Rice producing giant Thailand and other potential countries are committing to invest in Liberia’s agriculture sector, announcing the coming of companies to operate in the West African State as government tries to diversify the economy due to global impact against rubber and iron ore export.
The commitments were made in Monrovia Tuesday, 29 March when President Ellen Johnson-Sirleaf received letters of credence of four accredited ambassadors from Thailand, Spain, Ethiopia and the Gambia, most of whom reside in neighboring capitals, including Accra, Freetown, Abidjan and Dakar, respectively.
During interaction with Spain’s Ambassador Mr. Luis Prados, President Sirleaf asked him to use the instrumentality of his office, working with her government to encourage Spanish companies, many of whom worked here before to come back to look at current potentials.
“Our economy is growing very well; we of course like everyone else, have our primary commodity export.
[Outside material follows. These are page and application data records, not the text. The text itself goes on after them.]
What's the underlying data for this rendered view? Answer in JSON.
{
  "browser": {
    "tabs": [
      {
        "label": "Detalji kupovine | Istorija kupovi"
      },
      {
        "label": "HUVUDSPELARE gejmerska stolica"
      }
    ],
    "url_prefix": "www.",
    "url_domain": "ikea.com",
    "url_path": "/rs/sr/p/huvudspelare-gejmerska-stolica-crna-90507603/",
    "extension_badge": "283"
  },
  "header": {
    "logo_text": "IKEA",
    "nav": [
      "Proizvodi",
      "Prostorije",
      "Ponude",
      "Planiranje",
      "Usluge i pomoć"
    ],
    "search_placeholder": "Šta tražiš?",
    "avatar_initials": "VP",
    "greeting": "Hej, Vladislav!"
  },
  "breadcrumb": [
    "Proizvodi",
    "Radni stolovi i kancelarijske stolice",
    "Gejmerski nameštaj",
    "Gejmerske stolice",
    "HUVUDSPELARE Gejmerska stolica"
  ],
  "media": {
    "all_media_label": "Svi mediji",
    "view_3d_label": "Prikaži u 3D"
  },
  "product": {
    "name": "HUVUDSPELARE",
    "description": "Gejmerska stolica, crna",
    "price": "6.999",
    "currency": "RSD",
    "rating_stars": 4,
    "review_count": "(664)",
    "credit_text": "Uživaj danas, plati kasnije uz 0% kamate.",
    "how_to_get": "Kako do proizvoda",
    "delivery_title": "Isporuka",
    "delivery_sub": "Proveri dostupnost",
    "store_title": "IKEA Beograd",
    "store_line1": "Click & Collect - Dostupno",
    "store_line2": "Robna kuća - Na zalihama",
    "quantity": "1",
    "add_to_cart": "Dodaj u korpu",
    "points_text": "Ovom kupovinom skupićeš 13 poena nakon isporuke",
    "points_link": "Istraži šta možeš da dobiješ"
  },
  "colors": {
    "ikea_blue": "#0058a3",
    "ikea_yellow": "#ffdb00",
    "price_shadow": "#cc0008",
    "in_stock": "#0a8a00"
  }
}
We’re feeling the pain of that also because our two major exports iron ore and rubber, are also in the state of sharp decline,” she said.
But the Liberian leader noted Government is pushing hard to move toward manufacturing through value added of some of the products here, particularly emphasizing that Liberia is a major forestry country and the administration hopes to attract investment in that area for the making of wood products and furniture, among others.
In response, Ambassador Prados said he was glad to inform the President that there were some Spanish companies that are coming back to Liberia, including new companies that are exploring current potentials to be part of the country’s economic recovery.
“I’m glad to tell you that some Spanish companies that are coming back to Liberia [including] some new companies that are exploring the situation in Liberia to be part of the recovery of your country,” the Ambassador said.
During a separate interaction with Thailand’s Ambassador to Liberia Mr. Wijhak Vhittarat, President Sirleaf said her government looks forward to the tenure of his office here to promote the bilateral goals and diplomatic cooperation between the two nations.
In the development arena, Mrs. Sirleaf acknowledged that Liberia and Thailand share certain things in common, noting that Liberia is a small rice producer while Thailand is a big rice producer; and that both nations have forests.
Reflecting on the longstanding relationship between both countries that witnessed several collaborations in the diplomatic cycle, President Sirleaf appreciated the country’s support given Liberia through the United Nations that was part of process that led to sustainable development goals here.
“I know we share the same objectives of that global agenda and I hope within the framework of that global agenda we can [pursue] how we can south-south – based upon the south-south relationship which is the cornerstone of the non-aligned movement to be able to promote stronger bilateral cooperation between our two countries,” said President Sirleaf.
Since the ambassadors are not residing here, she expressed hope that they will visit often enough to be able to monitor the cooperation endeavor upon which they would embark. Amb. Vhittarat said rice is Thailand’s one main product, and the country has for 30 years maintained the number one rice producer, and has regained its rank after falling in the last three years.
Mr. Vhittarat had said his country has done a lot for those who own rubber farms “because we” must teach them, train them and support them financially, while those engaged in rice farming will turn themselves into industrial sector.
For the last five years, he said Thailand had a tripartite project … taking its expertise to African countries to boost their rice production. He expressed hope that President Sirleaf could peruse a memorandum of understanding or MOU “seriously so that we can have a legal framework,” having acknowledged that technical cooperation was key in on the bilateral basis.
Ethiopia’s Ambassador Giffi Abasiya and Gambia’s Ambassador Mrs. Fatou Ndeye also presented letters of credence, promising to work with Liberia in promoting their countries’ bilateral and diplomatic relations with the country.
By Winston W. Parley-Edited by Jonathan Browne